Remember the classic Dr Seuss book, Oh the Places You’ll Go? Arguably the most quoted text at High School graduations and a favorite baby shower gift? Ultimately inspirational, it paints a seussical story of both the ups and down, trials and tribulations involved with becoming who we are meant to be. And there’s this place right in the middle of the book that is feeling very familiar right now in congregational life. The Waiting Place.
. . . for people just waiting.
Waiting for a train to go
Or a bus to come, or a plane to go
Or the mail to come, or the rain to go
Or the phone to ring, or the snow to snow
Or waiting around for a Yes or No
Or waiting for their hair to grow.
Everyone is just waiting.
First we were waiting for a vaccine. Now we’re waiting to see how effective it will be in the long term. Waiting for numbers to go down in our county. Waiting to be back together again. Waiting for families to feel safe enough to prioritize church again. Waiting tests to be widely available to everyone. Waiting for life to be normal again. . . It’s really easy to feel stuck these days, like we just can’t make decisions. Or even worse, like we’re making decisions and the next week they don’t make any sense.
Even as I write this, on March 7th, 2022 it feels like we’re turning a corner. Like maybe we’re moving in a positive direction. It’s hard to remember that just last month we were canceling conferences and plans we made last year, during a similarly optimistic period. We keep hearing the cautions - we’re not out of the woods yet, a new variant could set us back again, the most vulnerable of us are still in danger. . . But spring, the most hopeful season of all, is right around the corner, and we’re so very ready to be together. Of course our congregations and communities are looking to start up in a more “normal” way, and the words “strategic plan” and “visioning” are being whispered.
In my previous blog post A Garden Story I used a garden metaphor to help process what our communities have gone through over these last two years. I used this illustration to describe this liminal “between” time that we’re in.
And now I want to talk about that little path to the right. You know in a park when there is an area that is recovering from a natural disaster or just needs to rest, how they will cordon off the area and put up a sign to direct you to a different path? Well that’s what I think our gardens (read: congregations/communities) need right now. We want to start planting in our main garden, we’re anxious to get “back to normal”, to start our programs back and gain ground that we’ve lost. But we are changed, our communities are changed, the same formulas and landscaping we used prior to the pandemic are not necessarily going to work now. It’s going to take time, patience and experimenting to learn how to create these new gardens we’re dreaming about. We’re just not ready to pour concrete and plant trees yet!

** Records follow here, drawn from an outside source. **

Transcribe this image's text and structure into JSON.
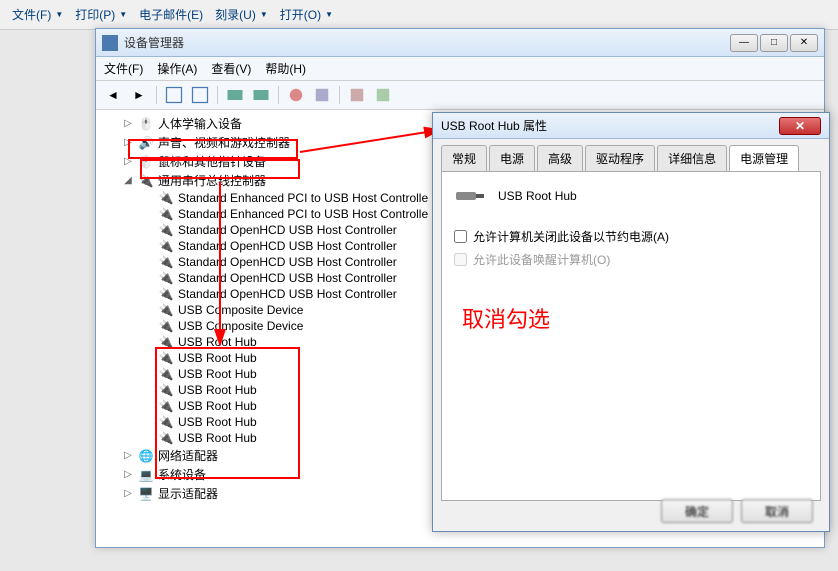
{
  "top_menu": {
    "file": "文件(F)",
    "print": "打印(P)",
    "email": "电子邮件(E)",
    "burn": "刻录(U)",
    "open": "打开(O)"
  },
  "devmgr": {
    "title": "设备管理器",
    "menu": {
      "file": "文件(F)",
      "action": "操作(A)",
      "view": "查看(V)",
      "help": "帮助(H)"
    },
    "tree": {
      "hid": "人体学输入设备",
      "sound": "声音、视频和游戏控制器",
      "mouse": "鼠标和其他指针设备",
      "usb_ctrl": "通用串行总线控制器",
      "items": [
        "Standard Enhanced PCI to USB Host Controlle",
        "Standard Enhanced PCI to USB Host Controlle",
        "Standard OpenHCD USB Host Controller",
        "Standard OpenHCD USB Host Controller",
        "Standard OpenHCD USB Host Controller",
        "Standard OpenHCD USB Host Controller",
        "Standard OpenHCD USB Host Controller",
        "USB Composite Device",
        "USB Composite Device",
        "USB Root Hub",
        "USB Root Hub",
        "USB Root Hub",
        "USB Root Hub",
        "USB Root Hub",
        "USB Root Hub",
        "USB Root Hub"
      ],
      "network": "网络适配器",
      "system": "系统设备",
      "display": "显示适配器"
    }
  },
  "props": {
    "title": "USB Root Hub 属性",
    "tabs": {
      "general": "常规",
      "power": "电源",
      "advanced": "高级",
      "driver": "驱动程序",
      "details": "详细信息",
      "pm": "电源管理"
    },
    "device_name": "USB Root Hub",
    "checkbox1": "允许计算机关闭此设备以节约电源(A)",
    "checkbox2": "允许此设备唤醒计算机(O)",
    "annotation": "取消勾选",
    "ok": "确定",
    "cancel": "取消"
  }
}
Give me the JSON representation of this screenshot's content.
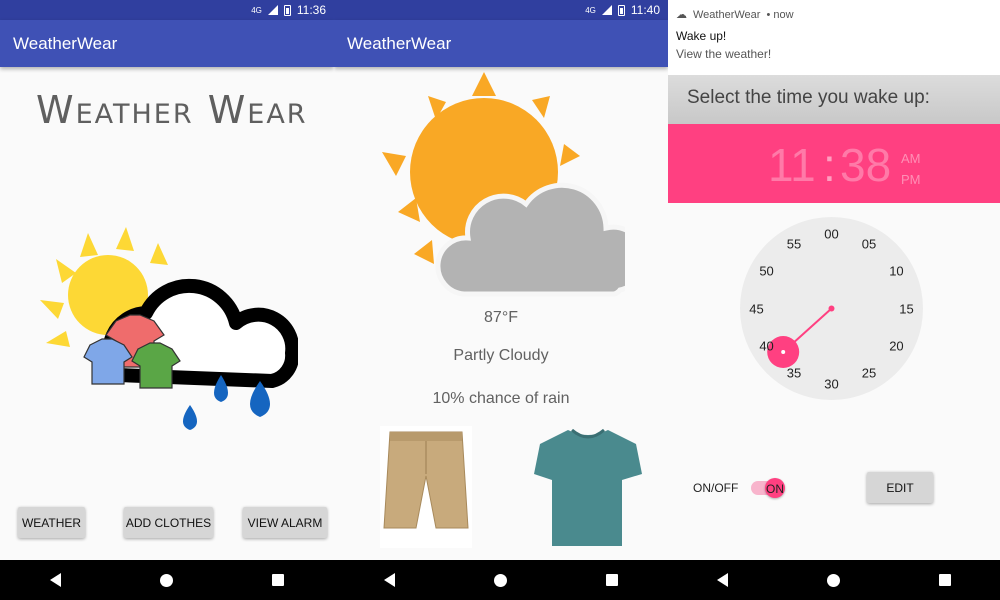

But that doesn’t mean there isn’t important work to do in the liminal. Enter the Liminal Action Plan, or LAP. A LAP is something you do before the main event, to warm up, to keep moving, to not become stagnant. It only requires some of your energy, because if you give it your all, you’ll be too tired and burnt out when the time comes to landscape the main garden. During a LAP it’s important to recover and mentally prepare yourself for the job ahead. It’s also a time to visualize what you want to create and prepare yourself by learning new skills, dusting off old ones and practice, practice, practice.
A good LAP is
- Temporary - be clear about what is only a stop gap measure and what, with success and interest might be transplanted into the new landscape. Being temporary allows us to experi-fail and learn.
- Trauma and grief informed - at every shift of the way remember we’re still in the midst of a traumatic experience and people interpret and deal with trauma and grief in different ways. Remember that paid staff in a community are just as affected by pandemic trauma and grief as members and volunteers.
- Responsive - ask, listen, let go of assumptions of what you think people need or want. Don’t do work no one asked for just because you think you should.
- Relational - value people’s relationships and how they show up, over protocol, schedules and historical systems.
- Playful - play is an underestimated part of healing, recovery and relationship building. Find ways to play. It’s okay to do activities or events whose only purpose is to be fun and lighthearted.
- Efficient - I don’t mean succinct, I mean energy is not wasted and a little bit of effort is made to go a long way. Volunteer and staff time should be time spent for a purpose (even if that purpose is play) not performance.
- Shared - ideate together, share work, do not expect the same volunteers or staff who have been holding it all together to keep doing so; ask for help, offer help, everyone can pitch in; always offer gratitude.
- Forgiving - things will not always work out the way we imagine, we will not always show up the way we want, and yet we can be gentle with ourselves and each other, we can adapt when needed and we can always keep lookout for new possibilities.
What if we saw this time between active crisis mode (i.e. March 2020) and whatever landscape our congregational life will become, as a gift? As a time to slow down, assess, process our trauma and grief, and do the necessary healing to be the healthy, vibrant and life affirming beacons of Unitarian Universalism we envision our congregations to be? What if the theology of liminal time was about connection, play, healing and forgiveness?